The life of wild animals is a struggle for existence. The full exertion of all their faculties and all their energies is required to preserve their own existence and provide for that of their infant offspring. The possibility of procuring food during the least favourable seasons, and of escaping the attacks of their most dangerous enemies, are the primary conditions which determine the existence both of individuals and of entire species. ...
Even the least prolific of animals would increase rapidly if unchecked, whereas it is evident that the animal population of the globe must be stationary, or perhaps, through the influence of man, decreasing. Fluctuations there may be; but permanent increase, except in restricted localities, is almost impossible....

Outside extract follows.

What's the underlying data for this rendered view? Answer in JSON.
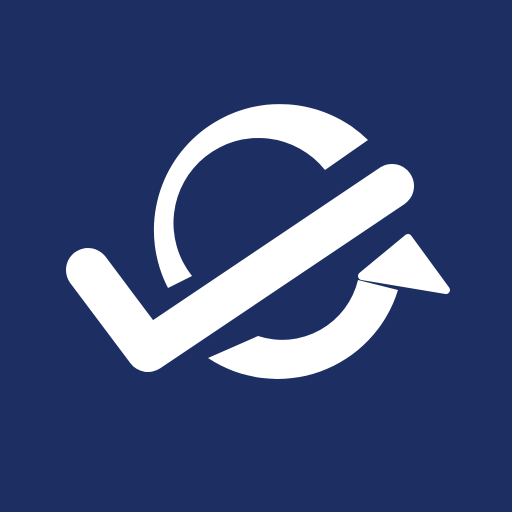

And more selection
... so long as a country remains physically unchanged, the numbers of its animal population cannot materially increase. If one species does so, some others requiring the same kind of food must diminish in proportion. The numbers that die annually must be immense; and as the individual existence of each animal depends upon itself, those that die must be the weakest--the very young, the aged, and the diseased,--while those that prolong their existence can only be the most perfect in health and vigour--those who are best able to obtain food regularly, and avoid their numerous enemies. It is, as we commenced by remarking, "a struggle for existence," in which the weakest and least perfectly organized must always succumb.
Species level selection (or macro patterns of evolution)
Now it is clear that what takes place among the individuals of a species must also occur among the several allied species of a group,--viz. that those which are best adapted to obtain a regular supply of food, and to defend themselves against the attacks of their enemies and the vicissitudes of the seasons, must necessarily obtain and preserve a superiority in population; while those species which from some defect of power or organization are the least capable of counteracting the vicissitudes of food, supply, &c., must diminish in numbers, and, in extreme cases, become altogether extinct. Between these extremes the species will present various degrees of capacity for ensuring the means of preserving life; and it is thus we account for the abundance or rarity of species...
The nature of the arguments are very different, but the principles at work are similar. Wallace and Darwin have different (but overlapping) mechanisms in mind for the source of variation, and both are pretty undeveloped at this stage. Both have strong Malthusian principles at work, both have a range of descriptions for the kinds of competition. Wallace sees more inter-species struggle than Darwin discusses here, but if you read the rest of Darwin, they are not too different in this respect. It has been fashionable to underscore the differences between them (and that is quite interesting) but if each of these writings were proffered as answers to an AP biology exam question asking "What is Natural Selection ... how does it work and what is the evidence for it?" the two essays would score about the same grade.
I wonder what the grade would be?
Darwin, C. R. and A. R. Wallace. 1858. On the tendency of species to form varieties; and on the perpetuation of varieties and species by natural means of selection. [Read 1 July] Journal of the Proceedings of the Linnean Society of London. Zoology 3: 46-50. On line here.
I'm including this on the Sb peer Reviewed Journal Article Feed because I regard this as a peer reviewed article. If you don't, let me know. We can talk.
I doubt that they would get high grades. The lack of discussion of genetics would be a real killer. Of course, neither Darwin or Wallace had any understanding of genetics so it isn't their fault. Other than that, they'd likely get decent scores.
Maybe you could submit to the "Shoulders of Giants" carnival.
We're seeing drastic malthusan reductions in the number of raccoons, starlings, pigeons, and house sparrows since Toronto instituted a Green Bin program for sequestering and municipal composting of food scraps.